The task: Among the records below, find the lines that contain "Budget" and copy each of them.

Data records for software interfaces:
>>

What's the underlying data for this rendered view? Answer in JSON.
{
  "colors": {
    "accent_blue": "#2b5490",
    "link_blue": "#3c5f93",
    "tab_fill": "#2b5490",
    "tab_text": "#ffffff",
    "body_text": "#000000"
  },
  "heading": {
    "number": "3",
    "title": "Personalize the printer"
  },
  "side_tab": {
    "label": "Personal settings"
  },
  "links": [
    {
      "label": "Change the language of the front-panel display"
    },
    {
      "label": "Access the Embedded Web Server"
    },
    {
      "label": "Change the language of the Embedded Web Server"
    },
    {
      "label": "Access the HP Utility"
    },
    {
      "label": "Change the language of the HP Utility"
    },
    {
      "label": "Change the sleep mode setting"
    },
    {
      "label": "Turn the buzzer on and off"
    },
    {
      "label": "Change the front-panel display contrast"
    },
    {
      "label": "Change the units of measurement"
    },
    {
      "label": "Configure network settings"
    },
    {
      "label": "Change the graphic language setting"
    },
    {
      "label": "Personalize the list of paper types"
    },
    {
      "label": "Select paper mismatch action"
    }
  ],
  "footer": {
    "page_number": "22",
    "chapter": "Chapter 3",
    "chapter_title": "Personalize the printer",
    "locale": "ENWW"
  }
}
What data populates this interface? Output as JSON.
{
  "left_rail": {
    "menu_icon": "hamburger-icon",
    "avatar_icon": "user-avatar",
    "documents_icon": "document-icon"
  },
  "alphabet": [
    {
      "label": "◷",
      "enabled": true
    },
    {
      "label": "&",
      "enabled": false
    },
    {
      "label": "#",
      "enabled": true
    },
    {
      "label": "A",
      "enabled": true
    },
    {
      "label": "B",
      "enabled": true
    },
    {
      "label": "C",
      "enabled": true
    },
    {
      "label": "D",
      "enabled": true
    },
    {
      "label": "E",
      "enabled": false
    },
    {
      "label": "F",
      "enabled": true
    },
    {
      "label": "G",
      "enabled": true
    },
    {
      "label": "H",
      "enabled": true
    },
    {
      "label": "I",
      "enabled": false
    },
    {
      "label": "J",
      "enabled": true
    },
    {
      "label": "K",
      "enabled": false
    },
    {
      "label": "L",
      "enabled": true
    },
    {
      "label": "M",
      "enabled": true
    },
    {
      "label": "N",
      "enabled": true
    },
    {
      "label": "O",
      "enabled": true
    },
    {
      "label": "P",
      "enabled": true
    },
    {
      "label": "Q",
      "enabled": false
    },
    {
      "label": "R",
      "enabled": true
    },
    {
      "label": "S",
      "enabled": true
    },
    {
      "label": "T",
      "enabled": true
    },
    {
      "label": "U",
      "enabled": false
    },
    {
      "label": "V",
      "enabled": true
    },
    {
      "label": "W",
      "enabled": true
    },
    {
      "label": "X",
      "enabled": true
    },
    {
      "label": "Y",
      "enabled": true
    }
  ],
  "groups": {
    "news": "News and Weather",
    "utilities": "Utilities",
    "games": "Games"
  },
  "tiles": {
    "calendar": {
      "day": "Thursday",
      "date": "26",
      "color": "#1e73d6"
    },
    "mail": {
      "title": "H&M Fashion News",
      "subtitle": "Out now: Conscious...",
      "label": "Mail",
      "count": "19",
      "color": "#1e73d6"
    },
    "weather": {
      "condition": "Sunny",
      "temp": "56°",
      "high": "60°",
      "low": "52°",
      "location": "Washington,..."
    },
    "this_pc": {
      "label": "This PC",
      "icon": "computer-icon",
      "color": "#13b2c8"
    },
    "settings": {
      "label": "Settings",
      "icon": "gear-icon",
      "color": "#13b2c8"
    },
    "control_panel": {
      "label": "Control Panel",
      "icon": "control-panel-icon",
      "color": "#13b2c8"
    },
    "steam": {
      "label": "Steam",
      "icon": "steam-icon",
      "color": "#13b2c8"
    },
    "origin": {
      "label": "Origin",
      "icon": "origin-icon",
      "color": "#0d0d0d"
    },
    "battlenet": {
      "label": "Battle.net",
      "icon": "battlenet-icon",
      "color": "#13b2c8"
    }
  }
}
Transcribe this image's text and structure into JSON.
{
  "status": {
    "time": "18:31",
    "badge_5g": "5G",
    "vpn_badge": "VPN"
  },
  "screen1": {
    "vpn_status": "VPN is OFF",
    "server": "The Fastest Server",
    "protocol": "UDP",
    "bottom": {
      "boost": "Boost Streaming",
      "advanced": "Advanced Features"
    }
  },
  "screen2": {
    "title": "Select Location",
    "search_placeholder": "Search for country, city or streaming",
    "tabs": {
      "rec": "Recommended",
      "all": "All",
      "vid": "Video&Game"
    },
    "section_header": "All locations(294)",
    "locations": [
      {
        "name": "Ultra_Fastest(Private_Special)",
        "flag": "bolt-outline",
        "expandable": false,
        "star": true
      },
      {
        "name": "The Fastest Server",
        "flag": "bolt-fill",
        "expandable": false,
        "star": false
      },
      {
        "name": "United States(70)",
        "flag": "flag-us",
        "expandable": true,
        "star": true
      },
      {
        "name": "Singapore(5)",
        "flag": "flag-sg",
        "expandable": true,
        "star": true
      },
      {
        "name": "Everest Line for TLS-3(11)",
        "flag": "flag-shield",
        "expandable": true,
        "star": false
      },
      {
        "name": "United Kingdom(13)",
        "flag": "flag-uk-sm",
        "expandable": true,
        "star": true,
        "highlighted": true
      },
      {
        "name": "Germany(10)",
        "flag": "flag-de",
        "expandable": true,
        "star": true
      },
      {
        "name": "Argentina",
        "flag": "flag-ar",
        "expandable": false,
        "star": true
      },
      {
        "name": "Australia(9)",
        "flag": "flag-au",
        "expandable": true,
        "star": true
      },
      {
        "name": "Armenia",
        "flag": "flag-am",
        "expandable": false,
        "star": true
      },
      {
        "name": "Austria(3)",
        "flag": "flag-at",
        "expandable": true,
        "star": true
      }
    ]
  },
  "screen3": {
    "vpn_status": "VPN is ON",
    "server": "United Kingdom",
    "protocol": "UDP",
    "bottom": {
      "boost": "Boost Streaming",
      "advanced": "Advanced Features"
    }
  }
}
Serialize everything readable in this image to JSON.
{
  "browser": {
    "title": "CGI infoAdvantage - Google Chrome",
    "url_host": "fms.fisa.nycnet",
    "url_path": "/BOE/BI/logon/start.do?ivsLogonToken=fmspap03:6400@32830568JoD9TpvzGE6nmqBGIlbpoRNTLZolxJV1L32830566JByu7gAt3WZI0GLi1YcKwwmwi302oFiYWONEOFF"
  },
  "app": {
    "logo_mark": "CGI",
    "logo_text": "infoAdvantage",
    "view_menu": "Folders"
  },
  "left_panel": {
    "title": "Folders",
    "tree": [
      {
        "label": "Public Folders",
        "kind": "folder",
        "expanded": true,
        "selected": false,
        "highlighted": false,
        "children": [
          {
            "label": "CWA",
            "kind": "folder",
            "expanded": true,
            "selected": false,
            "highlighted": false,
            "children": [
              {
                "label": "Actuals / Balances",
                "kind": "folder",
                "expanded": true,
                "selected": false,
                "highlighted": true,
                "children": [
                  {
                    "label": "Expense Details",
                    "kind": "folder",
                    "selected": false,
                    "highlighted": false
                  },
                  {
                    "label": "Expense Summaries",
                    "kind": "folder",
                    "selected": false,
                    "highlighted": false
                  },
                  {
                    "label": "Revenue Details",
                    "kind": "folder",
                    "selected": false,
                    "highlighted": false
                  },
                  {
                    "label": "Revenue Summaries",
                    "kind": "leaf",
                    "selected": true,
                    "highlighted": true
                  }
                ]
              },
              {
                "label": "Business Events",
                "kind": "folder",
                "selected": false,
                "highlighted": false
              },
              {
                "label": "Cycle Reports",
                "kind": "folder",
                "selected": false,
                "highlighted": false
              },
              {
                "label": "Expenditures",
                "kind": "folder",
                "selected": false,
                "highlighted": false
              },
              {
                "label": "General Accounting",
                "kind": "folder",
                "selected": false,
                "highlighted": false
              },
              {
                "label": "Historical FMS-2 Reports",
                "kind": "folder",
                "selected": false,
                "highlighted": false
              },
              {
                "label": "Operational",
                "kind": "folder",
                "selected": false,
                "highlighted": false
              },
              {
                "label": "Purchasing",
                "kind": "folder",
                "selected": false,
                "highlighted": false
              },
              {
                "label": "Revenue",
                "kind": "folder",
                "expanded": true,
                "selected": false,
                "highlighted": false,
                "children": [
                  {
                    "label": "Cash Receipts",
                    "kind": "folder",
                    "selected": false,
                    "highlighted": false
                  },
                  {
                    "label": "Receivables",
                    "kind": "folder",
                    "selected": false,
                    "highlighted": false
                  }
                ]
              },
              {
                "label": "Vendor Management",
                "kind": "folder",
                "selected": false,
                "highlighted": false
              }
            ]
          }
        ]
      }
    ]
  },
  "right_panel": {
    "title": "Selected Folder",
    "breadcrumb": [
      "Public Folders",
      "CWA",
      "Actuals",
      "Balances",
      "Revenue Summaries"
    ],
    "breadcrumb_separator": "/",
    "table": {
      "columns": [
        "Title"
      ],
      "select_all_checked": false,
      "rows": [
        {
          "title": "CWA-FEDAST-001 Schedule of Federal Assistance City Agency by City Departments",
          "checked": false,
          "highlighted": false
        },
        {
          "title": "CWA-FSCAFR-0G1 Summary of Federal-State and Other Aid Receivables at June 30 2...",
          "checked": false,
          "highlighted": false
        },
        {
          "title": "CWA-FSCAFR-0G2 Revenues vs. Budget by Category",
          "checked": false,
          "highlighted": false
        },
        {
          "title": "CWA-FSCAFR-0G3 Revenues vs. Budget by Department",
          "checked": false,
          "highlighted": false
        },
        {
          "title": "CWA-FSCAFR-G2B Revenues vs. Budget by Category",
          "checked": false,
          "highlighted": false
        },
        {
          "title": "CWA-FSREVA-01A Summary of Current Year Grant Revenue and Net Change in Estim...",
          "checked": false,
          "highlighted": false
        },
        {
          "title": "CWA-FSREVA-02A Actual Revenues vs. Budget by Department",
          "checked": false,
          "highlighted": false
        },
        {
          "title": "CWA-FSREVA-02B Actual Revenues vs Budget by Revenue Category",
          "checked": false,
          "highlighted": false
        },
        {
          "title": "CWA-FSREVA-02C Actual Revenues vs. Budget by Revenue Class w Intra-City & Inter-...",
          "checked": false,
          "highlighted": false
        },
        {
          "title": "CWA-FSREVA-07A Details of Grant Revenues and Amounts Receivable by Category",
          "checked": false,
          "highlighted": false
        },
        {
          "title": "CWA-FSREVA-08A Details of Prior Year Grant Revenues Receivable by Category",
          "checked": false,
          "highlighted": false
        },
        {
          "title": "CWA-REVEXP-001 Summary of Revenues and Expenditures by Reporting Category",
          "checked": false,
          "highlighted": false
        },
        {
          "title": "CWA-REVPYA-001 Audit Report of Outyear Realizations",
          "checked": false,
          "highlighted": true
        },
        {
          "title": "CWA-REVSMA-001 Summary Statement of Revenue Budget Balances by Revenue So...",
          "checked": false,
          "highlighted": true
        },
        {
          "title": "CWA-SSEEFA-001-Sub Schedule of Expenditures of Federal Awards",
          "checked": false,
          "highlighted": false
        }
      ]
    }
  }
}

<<

Response area:
          "title": "CWA-FSCAFR-0G2 Revenues vs. Budget by Category",
          "title": "CWA-FSCAFR-0G3 Revenues vs. Budget by Department",
          "title": "CWA-FSCAFR-G2B Revenues vs. Budget by Category",
          "title": "CWA-FSREVA-02A Actual Revenues vs. Budget by Department",
          "title": "CWA-FSREVA-02B Actual Revenues vs Budget by Revenue Category",
          "title": "CWA-FSREVA-02C Actual Revenues vs. Budget by Revenue Class w Intra-City & Inter-...",
          "title": "CWA-REVSMA-001 Summary Statement of Revenue Budget Balances by Revenue So...",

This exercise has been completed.